STOCKHOLM (Reuters) - Germany has asked the European Union to propose rules allowing combustion-engine cars that run on CO2-neutral fuels to be sold in Europe after 2035, the date by which the EU has agreed all new cars should have zero emissions.

Under the landmark law agreed by the EU last year requiring that by 2035 carmakers achieve a 100% cut in CO2 emissions from new cars sold, it would be impossible to sell new fossil fuel-powered vehicles in the 27-country bloc.

The law is aimed at speeding up Europe's shift to electric vehicles to combat climate change. But Germany is seeking wiggle room for combustion engines that run on fuels produced using electricity, or e-fuels.

"The commission should come forward with a proposal [on] how e-fuels can be used, or how combustion engines which are run with climate-neutral fuels can be can be organised," Germany's state secretary for transport, Michael Theurer, said on Monday.

Speaking on his arrival to a meeting of EU transport and energy ministers in Stockholm, Theurer said Germany was convinced battery electric vehicles are the "way to go", but wanted to see other CO2-free technologies also supported.

"We need hydrogen [fuel cell] technology and also e-fuels, especially in heavy vehicles, in truck transport," he said.

E-fuels, which can be made using captured CO2 emissions - with the idea that this balances out the CO2 emitted when the fuel is combusted, so the overall fuel is "CO2 neutral" - are being developed to allow modified versions of combustion engines to continue to be used.

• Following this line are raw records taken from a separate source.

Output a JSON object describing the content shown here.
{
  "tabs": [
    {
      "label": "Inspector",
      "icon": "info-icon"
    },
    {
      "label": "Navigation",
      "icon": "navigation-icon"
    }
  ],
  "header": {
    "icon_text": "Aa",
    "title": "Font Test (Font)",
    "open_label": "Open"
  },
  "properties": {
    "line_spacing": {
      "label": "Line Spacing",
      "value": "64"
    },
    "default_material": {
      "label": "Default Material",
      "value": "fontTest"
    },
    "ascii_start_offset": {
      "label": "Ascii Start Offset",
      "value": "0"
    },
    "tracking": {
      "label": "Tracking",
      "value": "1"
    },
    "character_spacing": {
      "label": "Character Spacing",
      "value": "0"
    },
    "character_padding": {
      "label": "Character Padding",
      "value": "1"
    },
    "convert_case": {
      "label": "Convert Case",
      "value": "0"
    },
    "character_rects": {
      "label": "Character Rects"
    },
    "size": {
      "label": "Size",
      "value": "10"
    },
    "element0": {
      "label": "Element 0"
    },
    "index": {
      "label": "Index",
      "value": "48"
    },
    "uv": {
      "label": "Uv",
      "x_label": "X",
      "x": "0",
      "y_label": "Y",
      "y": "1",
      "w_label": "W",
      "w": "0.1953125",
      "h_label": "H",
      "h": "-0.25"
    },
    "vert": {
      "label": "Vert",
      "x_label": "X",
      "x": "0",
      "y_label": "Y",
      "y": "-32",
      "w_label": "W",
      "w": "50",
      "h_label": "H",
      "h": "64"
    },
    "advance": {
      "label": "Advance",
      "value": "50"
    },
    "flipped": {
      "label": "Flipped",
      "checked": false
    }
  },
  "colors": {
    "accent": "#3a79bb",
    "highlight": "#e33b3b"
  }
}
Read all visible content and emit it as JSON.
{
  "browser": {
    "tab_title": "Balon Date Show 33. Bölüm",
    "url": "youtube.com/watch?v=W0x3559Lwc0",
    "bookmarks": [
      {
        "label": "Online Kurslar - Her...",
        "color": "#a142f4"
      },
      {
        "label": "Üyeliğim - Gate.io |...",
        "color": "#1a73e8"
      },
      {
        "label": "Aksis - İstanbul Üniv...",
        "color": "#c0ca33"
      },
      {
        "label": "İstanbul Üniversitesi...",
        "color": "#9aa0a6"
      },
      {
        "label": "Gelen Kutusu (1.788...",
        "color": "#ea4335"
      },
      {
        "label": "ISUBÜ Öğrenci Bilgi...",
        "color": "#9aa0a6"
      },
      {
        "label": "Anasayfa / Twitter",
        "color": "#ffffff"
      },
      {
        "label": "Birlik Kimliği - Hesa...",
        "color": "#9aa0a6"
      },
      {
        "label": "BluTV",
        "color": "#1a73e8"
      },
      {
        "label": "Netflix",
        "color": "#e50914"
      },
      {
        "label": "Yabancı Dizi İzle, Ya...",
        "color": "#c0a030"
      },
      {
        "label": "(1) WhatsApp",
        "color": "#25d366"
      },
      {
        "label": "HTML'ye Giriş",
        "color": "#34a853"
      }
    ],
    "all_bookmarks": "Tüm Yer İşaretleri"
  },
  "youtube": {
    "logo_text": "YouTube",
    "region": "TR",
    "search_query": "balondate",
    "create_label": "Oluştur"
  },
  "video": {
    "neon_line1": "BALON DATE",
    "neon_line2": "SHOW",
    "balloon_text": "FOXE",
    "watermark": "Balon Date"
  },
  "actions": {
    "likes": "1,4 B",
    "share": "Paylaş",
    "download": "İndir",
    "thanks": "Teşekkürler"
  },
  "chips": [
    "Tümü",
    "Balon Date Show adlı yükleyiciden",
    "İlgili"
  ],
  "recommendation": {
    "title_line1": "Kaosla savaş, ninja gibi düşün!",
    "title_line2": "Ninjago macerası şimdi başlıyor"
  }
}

Germany is home to car manufacturing giants including Volkswagen, which has pledged to produce only electric cars in Europe from 2033, and BMW, which has warned against setting dates to ban fossil fuel-based car sales.

The EU law containing the 2035 deadline says the European Commission should make a proposal on how vehicles running on CO2-neutral fuels can be sold after 2035, if this complies with climate goals.

EU Transport Commissioner Adina Valean said many in the transport sector shared Germany's concerns. "I think the discussion is not closed, even though the vote was taken," she told a news conference.

(Reporting by Kate Abnett; Editing by Leslie Adler)